This brings up the Libra aspect of Saturn. Saturn is 'exalted' in Libra; exaltation is a kind of rulership. Most people and astrologers forget the importance of Saturn to Libra and vice versa. I would propose that it is co-equal to any of Saturn's other areas of dominion. Libra is about equal relationships. It is about fairness. It is about balance in all aspects of life. Libra has a lot to do with marriage and committed partnership. Libra is the aspect of Saturn that allows us to stand up within our partnerships. Here is the aspect of Saturn that comes up between individuals: a man and a woman, for example, or same sex lovers, or friends, or business partners. Saturn in this respect is about the boundaries we have with people, the rules we live by, the agreements we keep, and the ability to hold commitment. People really struggle with commitment, either not being able to handle it at all, or being overcommitted (or trapped) in toxic situations. When we honour Saturn, that is, when we strive for clarity and maturity and a little bit of structure in our relationships, they work a lot better. Don't worry, Libra still leaves plenty of room for Venus, and Venus loves Mars.

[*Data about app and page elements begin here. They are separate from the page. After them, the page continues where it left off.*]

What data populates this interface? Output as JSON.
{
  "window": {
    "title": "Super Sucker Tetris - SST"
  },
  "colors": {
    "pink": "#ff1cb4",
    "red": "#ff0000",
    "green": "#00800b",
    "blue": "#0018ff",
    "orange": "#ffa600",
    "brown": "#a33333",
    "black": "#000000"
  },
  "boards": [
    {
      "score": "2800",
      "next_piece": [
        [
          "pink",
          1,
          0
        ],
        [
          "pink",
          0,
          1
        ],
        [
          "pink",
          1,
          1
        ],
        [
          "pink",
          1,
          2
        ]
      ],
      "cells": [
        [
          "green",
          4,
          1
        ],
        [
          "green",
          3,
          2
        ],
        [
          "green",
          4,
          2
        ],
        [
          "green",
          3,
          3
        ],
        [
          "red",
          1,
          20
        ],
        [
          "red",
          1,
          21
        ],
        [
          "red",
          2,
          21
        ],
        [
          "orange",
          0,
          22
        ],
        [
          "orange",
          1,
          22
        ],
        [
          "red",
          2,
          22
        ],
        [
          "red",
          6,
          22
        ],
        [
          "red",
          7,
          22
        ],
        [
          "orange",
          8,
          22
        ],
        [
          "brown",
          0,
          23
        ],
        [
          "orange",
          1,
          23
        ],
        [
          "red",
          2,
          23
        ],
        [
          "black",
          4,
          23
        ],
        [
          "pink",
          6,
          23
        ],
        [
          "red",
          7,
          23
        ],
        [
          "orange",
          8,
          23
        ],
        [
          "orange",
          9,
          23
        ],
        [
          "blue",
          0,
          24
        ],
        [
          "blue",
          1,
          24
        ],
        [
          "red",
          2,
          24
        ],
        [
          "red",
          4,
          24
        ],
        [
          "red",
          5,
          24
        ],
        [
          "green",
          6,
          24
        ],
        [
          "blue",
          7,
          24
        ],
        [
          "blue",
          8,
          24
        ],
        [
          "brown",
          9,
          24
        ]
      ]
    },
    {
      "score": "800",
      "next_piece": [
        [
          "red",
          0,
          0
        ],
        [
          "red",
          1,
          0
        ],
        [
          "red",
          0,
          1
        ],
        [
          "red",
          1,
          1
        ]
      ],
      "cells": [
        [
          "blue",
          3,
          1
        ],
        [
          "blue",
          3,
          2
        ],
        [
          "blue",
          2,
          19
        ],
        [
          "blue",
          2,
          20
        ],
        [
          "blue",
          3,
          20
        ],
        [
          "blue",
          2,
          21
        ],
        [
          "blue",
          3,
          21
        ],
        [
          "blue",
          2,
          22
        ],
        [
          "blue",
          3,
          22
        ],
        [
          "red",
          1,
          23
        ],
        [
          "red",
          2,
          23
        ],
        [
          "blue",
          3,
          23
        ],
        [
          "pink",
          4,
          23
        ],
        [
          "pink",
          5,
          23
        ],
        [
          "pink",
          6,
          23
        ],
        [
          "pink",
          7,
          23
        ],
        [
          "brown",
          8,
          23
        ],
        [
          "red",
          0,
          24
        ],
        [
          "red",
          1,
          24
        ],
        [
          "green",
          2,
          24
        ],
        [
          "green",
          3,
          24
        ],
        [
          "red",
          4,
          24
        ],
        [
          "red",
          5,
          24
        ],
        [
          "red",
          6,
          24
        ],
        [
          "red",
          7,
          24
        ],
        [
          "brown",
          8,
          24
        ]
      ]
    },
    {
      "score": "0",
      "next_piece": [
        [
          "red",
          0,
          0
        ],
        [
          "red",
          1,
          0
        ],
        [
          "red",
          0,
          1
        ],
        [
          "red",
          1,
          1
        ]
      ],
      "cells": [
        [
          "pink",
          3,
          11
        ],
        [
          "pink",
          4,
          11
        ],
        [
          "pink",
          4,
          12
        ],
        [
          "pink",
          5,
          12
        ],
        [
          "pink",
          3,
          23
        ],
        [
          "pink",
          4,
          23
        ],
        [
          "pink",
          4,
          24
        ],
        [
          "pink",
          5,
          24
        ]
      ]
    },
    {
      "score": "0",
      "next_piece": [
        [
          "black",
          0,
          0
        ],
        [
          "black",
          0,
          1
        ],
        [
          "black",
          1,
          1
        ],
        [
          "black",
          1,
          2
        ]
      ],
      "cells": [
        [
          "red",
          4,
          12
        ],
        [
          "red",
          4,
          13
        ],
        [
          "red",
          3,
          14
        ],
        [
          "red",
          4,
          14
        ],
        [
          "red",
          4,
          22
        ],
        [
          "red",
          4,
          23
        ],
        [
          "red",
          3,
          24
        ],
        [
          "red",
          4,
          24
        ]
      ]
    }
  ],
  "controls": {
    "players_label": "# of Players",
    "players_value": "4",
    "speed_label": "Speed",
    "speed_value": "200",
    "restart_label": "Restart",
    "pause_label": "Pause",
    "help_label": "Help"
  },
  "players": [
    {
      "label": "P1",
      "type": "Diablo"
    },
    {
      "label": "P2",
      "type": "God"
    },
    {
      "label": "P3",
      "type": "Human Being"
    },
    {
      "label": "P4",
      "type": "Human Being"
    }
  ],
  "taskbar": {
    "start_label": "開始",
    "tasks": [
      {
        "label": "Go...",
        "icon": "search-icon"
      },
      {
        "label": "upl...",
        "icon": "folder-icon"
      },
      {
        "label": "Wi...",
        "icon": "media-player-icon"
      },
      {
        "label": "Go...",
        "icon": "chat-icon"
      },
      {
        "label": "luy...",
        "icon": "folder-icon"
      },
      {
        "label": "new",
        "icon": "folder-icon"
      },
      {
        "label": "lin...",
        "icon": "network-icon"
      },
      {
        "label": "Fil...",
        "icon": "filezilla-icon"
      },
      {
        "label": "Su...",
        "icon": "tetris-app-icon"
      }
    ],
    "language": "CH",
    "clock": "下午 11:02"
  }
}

Then there is the Aquarius aspect of Saturn. Dangerously, this is the aspect that astrology is trying to leave behind. After the astrologer Raphael I (founder of Raphael's Ephemeris) arbitrarily pronounced Uranus the ruler of Aquarius not so long ago, astrology began a trend away from considering Saturn a ruler of this sign. For sure, Uranus has a lot to do with Aquarius. But only so much. We need the structure that Saturn offers in order to handle the social contract - that is, the basic rules of community and coexistence - that are so necessary for Aquarius.


The Aquarian aspect of Saturn is what holds community together. It is what binds us to our friends; it is what makes us stick together for the common good. The Saturn aspect of Aquarius is also what helps us differentiate ourselves from our friends and associates and stand as an individual amongst them. Do we have trouble with this, or what? Are we the most pathetic bunch of conformists in our society? How else could the advertising industry get away with their assaults on individuality and dignity? The Aquarian aspect of Saturn gives us the strength to be ourselves, and this we must do, or be lost in the sauce of meaninglessness.

How are you doing on each of these three themes? Where are these three signs in your natal chart, and how do the affairs of those houses look when you consider the three faces of Saturn?


We are all blessed to have a rather Saturnian woman named Tracy Delaney in Liverpool who helps me keep my writing together. She has just put together a web page of my writing on Saturn, which you're invited to visit, and which I'll develop as the months go on. That is located at Saturn Resource.


Also, a Saturn return e-group is forming at Yahoo groups. For an invitation, drop a note to Chelsea at


One last resource. I think that Melanie Reinhart has written an excellent book that addresses Saturn better than any I have seen. It's called Saturn, Chiron and the Centaurs: To The Edge and Beyond, and you can walk into The Astrology Shop in Covent Garden, London, UK or order it by mail from


Here are some reflections on your new questions. As I read them each week, I want to respond to all of them, and I would love to do each of your charts individually (time permits only a few individual readings each week, but I am still doing those few for now). I try to select questions that are well-stated and represent the views of other readers.


Please remember to write out your birth data using letters and numbers, such as Feb. 30, 2929, as opposed to 2/30/29! Thank you.